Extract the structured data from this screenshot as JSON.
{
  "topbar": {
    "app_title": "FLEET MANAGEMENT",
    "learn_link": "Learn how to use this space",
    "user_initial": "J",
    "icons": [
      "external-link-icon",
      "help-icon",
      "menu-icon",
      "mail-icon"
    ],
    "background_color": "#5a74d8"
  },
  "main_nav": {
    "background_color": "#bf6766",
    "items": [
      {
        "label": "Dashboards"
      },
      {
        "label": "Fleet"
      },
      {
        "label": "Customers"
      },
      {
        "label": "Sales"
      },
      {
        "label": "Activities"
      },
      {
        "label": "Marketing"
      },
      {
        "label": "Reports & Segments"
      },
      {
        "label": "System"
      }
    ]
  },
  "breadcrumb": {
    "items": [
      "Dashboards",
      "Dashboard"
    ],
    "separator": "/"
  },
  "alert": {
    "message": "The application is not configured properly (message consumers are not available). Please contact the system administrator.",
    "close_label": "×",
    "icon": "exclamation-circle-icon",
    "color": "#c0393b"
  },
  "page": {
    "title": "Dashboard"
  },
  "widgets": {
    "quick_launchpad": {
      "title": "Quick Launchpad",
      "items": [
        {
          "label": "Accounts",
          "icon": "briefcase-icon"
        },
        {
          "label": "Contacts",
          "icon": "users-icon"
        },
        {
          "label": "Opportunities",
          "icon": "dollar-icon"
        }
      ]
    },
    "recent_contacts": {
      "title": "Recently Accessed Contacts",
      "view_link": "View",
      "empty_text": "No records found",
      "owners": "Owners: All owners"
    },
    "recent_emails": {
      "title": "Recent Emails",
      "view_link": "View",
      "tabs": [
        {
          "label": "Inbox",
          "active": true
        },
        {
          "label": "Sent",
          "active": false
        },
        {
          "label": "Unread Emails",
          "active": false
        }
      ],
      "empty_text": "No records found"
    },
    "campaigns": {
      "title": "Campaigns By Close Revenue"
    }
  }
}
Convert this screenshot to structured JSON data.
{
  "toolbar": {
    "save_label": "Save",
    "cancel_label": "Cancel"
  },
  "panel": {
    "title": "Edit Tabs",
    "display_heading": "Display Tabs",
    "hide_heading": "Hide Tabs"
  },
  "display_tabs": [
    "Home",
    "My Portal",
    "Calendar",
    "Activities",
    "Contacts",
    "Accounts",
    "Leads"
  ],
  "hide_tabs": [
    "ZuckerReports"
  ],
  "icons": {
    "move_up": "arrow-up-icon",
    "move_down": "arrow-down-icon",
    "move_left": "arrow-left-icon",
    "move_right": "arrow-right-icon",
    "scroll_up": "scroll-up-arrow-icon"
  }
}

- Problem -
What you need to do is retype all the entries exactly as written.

- Exercise result -
Extract the structured data from this screenshot as JSON.
{
  "topbar": {
    "app_title": "FLEET MANAGEMENT",
    "learn_link": "Learn how to use this space",
    "user_initial": "J",
    "icons": [
      "external-link-icon",
      "help-icon",
      "menu-icon",
      "mail-icon"
    ],
    "background_color": "#5a74d8"
  },
  "main_nav": {
    "background_color": "#bf6766",
    "items": [
      {
        "label": "Dashboards"
      },
      {
        "label": "Fleet"
      },
      {
        "label": "Customers"
      },
      {
        "label": "Sales"
      },
      {
        "label": "Activities"
      },
      {
        "label": "Marketing"
      },
      {
        "label": "Reports & Segments"
      },
      {
        "label": "System"
      }
    ]
  },
  "breadcrumb": {
    "items": [
      "Dashboards",
      "Dashboard"
    ],
    "separator": "/"
  },
  "alert": {
    "message": "The application is not configured properly (message consumers are not available). Please contact the system administrator.",
    "close_label": "×",
    "icon": "exclamation-circle-icon",
    "color": "#c0393b"
  },
  "page": {
    "title": "Dashboard"
  },
  "widgets": {
    "quick_launchpad": {
      "title": "Quick Launchpad",
      "items": [
        {
          "label": "Accounts",
          "icon": "briefcase-icon"
        },
        {
          "label": "Contacts",
          "icon": "users-icon"
        },
        {
          "label": "Opportunities",
          "icon": "dollar-icon"
        }
      ]
    },
    "recent_contacts": {
      "title": "Recently Accessed Contacts",
      "view_link": "View",
      "empty_text": "No records found",
      "owners": "Owners: All owners"
    },
    "recent_emails": {
      "title": "Recent Emails",
      "view_link": "View",
      "tabs": [
        {
          "label": "Inbox",
          "active": true
        },
        {
          "label": "Sent",
          "active": false
        },
        {
          "label": "Unread Emails",
          "active": false
        }
      ],
      "empty_text": "No records found"
    },
    "campaigns": {
      "title": "Campaigns By Close Revenue"
    }
  }
}
Convert this screenshot to structured JSON data.
{
  "toolbar": {
    "save_label": "Save",
    "cancel_label": "Cancel"
  },
  "panel": {
    "title": "Edit Tabs",
    "display_heading": "Display Tabs",
    "hide_heading": "Hide Tabs"
  },
  "display_tabs": [
    "Home",
    "My Portal",
    "Calendar",
    "Activities",
    "Contacts",
    "Accounts",
    "Leads"
  ],
  "hide_tabs": [
    "ZuckerReports"
  ],
  "icons": {
    "move_up": "arrow-up-icon",
    "move_down": "arrow-down-icon",
    "move_left": "arrow-left-icon",
    "move_right": "arrow-right-icon",
    "scroll_up": "scroll-up-arrow-icon"
  }
}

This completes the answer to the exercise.